● WHAT YOU HAVE TO DO: Would you filter the listing below so that only lines with the word "time" remain?
---*---
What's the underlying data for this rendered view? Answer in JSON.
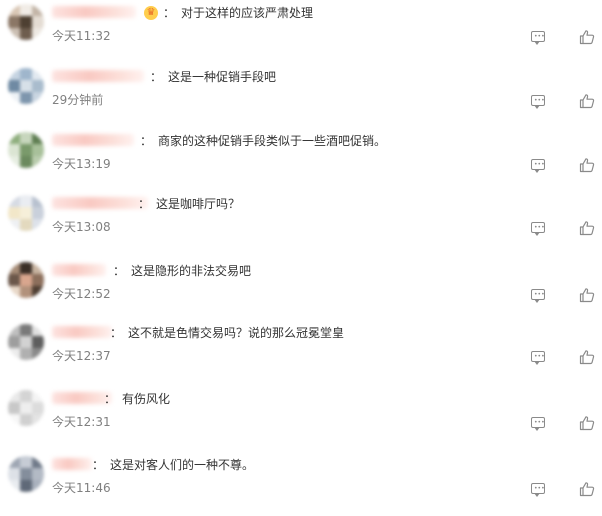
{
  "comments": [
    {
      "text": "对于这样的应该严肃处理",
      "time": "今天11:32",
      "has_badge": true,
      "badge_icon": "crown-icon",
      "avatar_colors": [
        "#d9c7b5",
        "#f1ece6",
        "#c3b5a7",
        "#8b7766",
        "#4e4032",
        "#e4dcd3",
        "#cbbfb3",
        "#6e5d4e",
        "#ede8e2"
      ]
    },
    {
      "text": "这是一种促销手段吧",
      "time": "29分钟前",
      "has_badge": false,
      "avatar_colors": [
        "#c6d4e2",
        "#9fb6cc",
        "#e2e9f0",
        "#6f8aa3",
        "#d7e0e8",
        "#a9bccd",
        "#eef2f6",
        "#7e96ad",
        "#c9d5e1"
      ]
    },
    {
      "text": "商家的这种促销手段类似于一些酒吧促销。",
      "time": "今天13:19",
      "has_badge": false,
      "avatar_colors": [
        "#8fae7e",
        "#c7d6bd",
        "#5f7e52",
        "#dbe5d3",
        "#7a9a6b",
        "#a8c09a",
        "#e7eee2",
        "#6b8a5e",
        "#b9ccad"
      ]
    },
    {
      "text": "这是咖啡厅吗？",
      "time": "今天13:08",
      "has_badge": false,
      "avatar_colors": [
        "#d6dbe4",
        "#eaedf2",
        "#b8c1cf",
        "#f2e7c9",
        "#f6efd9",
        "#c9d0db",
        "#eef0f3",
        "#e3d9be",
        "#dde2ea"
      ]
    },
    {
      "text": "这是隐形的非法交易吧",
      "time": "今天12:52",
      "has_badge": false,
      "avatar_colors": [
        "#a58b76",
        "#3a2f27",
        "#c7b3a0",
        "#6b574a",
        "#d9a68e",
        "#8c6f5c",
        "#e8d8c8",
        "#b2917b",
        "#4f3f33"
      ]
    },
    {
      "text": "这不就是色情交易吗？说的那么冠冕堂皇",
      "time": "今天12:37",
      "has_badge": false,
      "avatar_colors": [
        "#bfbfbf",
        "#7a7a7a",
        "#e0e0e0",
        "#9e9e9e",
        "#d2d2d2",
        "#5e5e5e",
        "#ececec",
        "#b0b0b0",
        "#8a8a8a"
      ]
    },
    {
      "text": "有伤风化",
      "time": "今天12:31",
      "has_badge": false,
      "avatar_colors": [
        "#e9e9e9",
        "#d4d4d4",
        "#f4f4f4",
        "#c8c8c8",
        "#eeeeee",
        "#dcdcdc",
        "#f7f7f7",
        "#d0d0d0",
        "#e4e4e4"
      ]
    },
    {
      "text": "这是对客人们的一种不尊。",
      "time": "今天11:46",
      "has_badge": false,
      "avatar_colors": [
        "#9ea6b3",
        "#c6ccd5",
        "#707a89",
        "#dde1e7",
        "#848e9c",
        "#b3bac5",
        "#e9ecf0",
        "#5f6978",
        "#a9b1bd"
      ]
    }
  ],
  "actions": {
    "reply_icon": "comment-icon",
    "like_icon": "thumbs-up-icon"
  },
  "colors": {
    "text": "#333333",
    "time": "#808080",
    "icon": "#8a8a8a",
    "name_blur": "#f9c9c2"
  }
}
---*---
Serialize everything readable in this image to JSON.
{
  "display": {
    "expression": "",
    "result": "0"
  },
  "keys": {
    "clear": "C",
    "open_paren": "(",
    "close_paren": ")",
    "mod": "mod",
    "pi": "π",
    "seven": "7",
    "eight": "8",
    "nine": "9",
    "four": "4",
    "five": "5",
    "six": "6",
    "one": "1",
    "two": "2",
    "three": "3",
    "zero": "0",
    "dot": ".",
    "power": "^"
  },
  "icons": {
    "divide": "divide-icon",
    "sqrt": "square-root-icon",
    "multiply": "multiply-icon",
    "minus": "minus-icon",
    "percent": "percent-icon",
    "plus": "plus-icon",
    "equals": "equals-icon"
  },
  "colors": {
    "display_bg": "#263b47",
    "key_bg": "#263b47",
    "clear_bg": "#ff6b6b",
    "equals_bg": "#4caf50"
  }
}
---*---
● EXERCISE SOLUTION:
      "time": "今天11:32",
      "time": "29分钟前",
      "time": "今天13:19",
      "time": "今天13:08",
      "time": "今天12:52",
      "time": "今天12:37",
      "time": "今天12:31",
      "time": "今天11:46",
    "time": "#808080",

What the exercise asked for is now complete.